Top of DATA LISTING
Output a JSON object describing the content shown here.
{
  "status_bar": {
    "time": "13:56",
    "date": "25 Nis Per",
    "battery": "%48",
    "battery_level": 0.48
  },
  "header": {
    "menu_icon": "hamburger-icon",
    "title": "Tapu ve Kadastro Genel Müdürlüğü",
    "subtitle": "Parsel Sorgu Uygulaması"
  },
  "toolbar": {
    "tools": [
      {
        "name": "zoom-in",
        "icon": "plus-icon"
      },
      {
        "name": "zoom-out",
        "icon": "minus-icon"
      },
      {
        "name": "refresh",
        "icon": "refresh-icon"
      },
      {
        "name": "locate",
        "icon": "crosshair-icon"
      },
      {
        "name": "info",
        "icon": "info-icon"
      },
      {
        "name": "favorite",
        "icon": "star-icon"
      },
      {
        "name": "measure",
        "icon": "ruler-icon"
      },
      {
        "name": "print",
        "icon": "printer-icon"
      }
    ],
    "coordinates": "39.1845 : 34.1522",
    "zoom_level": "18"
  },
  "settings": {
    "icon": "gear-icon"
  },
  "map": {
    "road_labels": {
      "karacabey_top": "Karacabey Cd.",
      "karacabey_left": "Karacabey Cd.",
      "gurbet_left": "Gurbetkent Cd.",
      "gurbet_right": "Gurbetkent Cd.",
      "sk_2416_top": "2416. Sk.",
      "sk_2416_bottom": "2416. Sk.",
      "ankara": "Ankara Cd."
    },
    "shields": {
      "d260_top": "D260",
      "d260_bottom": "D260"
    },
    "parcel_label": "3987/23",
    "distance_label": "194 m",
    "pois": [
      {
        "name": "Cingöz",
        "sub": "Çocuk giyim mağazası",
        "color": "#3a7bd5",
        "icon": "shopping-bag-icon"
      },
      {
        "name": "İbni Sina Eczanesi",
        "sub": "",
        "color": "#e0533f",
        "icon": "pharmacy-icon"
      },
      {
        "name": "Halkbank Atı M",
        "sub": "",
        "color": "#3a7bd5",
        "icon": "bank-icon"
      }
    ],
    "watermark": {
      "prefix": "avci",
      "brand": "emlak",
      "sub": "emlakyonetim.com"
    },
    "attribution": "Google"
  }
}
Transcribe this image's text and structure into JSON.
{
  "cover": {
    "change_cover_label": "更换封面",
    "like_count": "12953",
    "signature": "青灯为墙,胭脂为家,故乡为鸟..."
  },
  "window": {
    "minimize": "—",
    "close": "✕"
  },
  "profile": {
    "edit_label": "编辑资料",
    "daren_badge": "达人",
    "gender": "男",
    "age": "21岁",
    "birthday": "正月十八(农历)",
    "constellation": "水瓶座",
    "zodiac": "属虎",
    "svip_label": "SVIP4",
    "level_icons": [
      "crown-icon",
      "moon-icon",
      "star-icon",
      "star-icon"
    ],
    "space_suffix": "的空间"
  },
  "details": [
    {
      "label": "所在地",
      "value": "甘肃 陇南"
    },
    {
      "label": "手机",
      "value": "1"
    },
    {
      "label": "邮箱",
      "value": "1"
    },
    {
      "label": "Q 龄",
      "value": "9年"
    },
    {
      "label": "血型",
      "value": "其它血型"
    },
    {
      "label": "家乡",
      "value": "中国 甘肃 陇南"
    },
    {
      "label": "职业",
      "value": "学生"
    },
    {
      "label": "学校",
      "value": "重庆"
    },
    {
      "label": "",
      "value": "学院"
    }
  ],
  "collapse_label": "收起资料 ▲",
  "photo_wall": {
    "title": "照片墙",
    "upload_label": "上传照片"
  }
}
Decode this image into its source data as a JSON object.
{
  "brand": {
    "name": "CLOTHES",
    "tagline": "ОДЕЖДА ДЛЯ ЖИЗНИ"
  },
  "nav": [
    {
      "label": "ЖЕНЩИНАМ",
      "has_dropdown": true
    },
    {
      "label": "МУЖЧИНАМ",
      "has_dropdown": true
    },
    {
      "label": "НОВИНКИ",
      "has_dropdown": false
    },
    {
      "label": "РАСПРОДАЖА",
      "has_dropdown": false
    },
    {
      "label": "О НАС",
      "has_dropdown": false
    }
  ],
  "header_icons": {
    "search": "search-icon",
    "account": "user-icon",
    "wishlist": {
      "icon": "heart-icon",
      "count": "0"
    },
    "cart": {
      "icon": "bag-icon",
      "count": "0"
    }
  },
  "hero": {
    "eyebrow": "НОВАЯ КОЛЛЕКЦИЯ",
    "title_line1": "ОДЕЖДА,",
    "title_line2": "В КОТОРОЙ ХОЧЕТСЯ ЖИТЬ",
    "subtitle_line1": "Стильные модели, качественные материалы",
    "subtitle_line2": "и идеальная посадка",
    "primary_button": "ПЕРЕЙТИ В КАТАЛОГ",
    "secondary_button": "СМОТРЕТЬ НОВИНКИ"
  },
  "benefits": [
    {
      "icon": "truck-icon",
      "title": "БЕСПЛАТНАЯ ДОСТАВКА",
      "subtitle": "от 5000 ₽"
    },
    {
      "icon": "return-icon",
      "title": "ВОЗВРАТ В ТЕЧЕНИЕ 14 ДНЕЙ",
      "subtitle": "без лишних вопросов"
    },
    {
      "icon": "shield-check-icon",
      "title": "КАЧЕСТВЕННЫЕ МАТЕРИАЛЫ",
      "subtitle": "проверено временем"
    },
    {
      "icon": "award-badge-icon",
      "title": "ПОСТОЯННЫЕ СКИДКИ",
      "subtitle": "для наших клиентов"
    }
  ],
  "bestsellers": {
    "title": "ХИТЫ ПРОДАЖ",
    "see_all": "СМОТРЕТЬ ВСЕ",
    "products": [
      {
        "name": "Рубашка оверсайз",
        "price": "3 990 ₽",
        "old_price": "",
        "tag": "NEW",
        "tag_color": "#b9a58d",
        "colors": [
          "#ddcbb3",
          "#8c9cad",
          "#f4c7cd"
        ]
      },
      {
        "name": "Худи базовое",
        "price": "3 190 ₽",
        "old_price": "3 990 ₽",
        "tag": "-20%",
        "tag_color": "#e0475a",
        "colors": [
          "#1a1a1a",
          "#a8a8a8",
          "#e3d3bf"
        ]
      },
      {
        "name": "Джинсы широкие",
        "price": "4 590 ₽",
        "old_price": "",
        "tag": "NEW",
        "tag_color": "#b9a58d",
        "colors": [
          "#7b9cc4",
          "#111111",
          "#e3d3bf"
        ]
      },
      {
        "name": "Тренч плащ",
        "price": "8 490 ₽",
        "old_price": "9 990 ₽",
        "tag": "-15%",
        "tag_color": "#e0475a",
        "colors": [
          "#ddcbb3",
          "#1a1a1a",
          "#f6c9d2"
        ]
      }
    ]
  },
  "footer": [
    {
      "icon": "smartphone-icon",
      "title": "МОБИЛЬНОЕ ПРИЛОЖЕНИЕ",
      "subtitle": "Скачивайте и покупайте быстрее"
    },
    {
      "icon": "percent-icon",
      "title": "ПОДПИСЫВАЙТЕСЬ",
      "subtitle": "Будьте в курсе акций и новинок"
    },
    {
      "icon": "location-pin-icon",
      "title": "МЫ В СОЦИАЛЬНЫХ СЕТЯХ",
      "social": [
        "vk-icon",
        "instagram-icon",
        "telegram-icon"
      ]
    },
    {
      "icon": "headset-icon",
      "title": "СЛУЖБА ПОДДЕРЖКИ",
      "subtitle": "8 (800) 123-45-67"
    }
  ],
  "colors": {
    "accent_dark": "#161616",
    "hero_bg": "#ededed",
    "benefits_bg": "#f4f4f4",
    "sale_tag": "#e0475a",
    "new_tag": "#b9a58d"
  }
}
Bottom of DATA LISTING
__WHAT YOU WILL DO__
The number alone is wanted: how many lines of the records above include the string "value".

__RESPONSE__
9